Meridia Weight Loss Drug Overview and Claims
The weight-loss pill Meridia has been a huge sales success for Abbott Laboratories, which claims that the drug has been sold to millions of people in 65 countries. Meridia, generic sibutramine, was approved by the FDA (Federal Drug Administration) for Knoll Laboratories in 1997. Abbott Laboratories acquired Knoll in 2001. Meridia is a norepinephrine and serotonin reuptake inhibitor. These two chemicals are believed to affect appetite. Serotonine is a neurotransmitter in the brain associated with calm feelings, and nonepinephrine is a stimulant. The Meridia claim is that it produces weight loss by acting on the appetite control centers in the brain.
The FDA has required Abbott to include warnings on packaging and education programs about the risk of cardiovascular problems in people taking Meridia for weight loss. See Drug Warnings: Meridia Side Effects and Risks for information about FDA action.
Check out the following articles for more information about Meridia, filing a Meridia lawsuit and finding a Meridia attorney:
- To find out more about the FDA warning, see Meridia Side Effects and Risks
- For more information about Meridia side effects, see Meridia Side Effects – Cardiovascular Problems
- For more information about Meridia updates, see Meridia Information and Warnings
- If you would like to learn more about Meridia lawsuits, see Meridia Lawsuits, Litigation & Lawyers

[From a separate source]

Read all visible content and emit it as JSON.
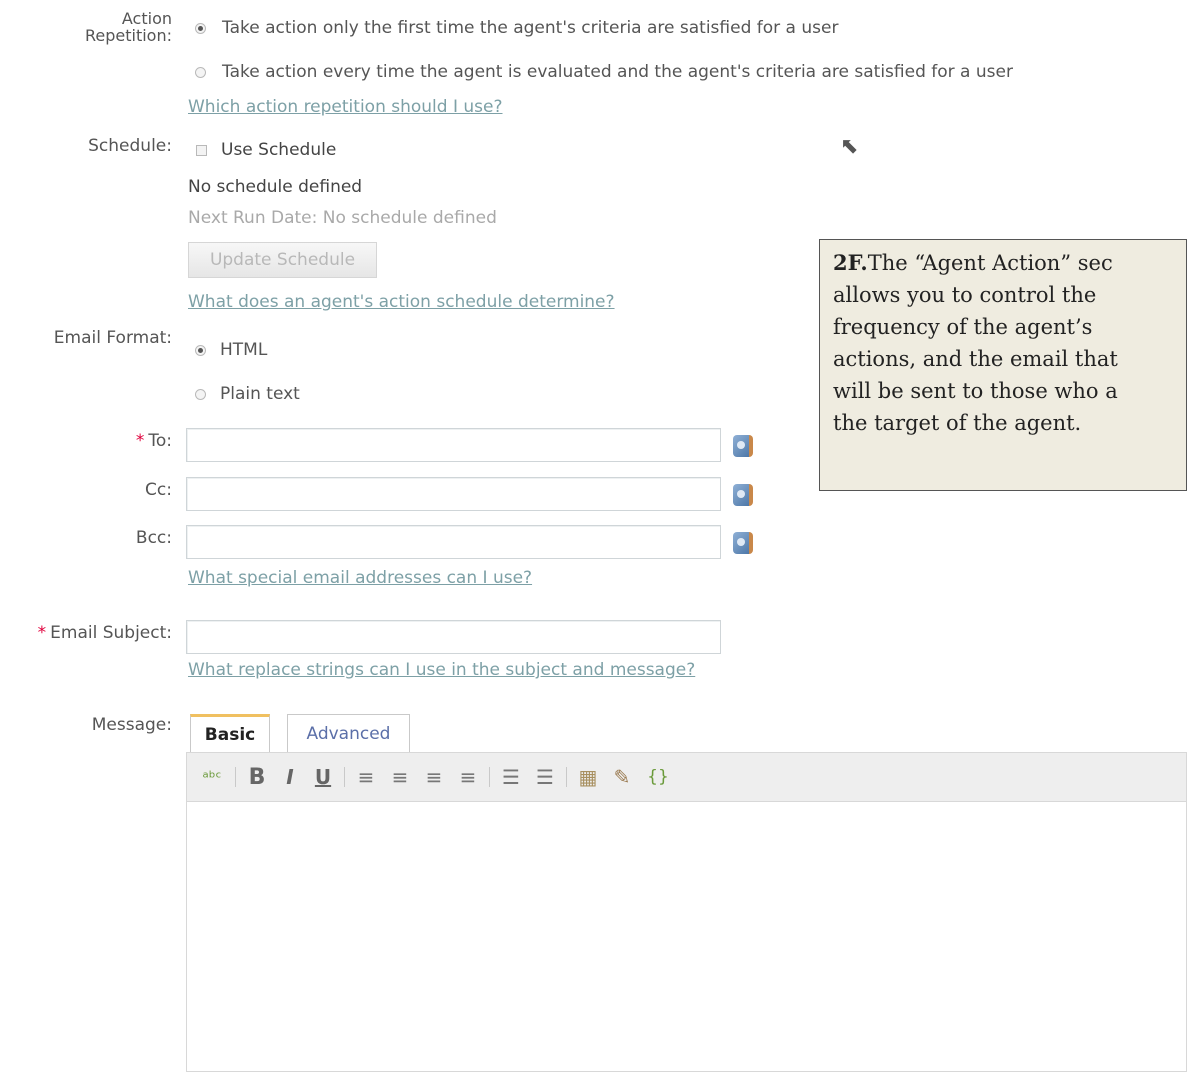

- To learn more about Meridia attorneys and how to find one, see Hiring a Meridia Attorney and Lawyer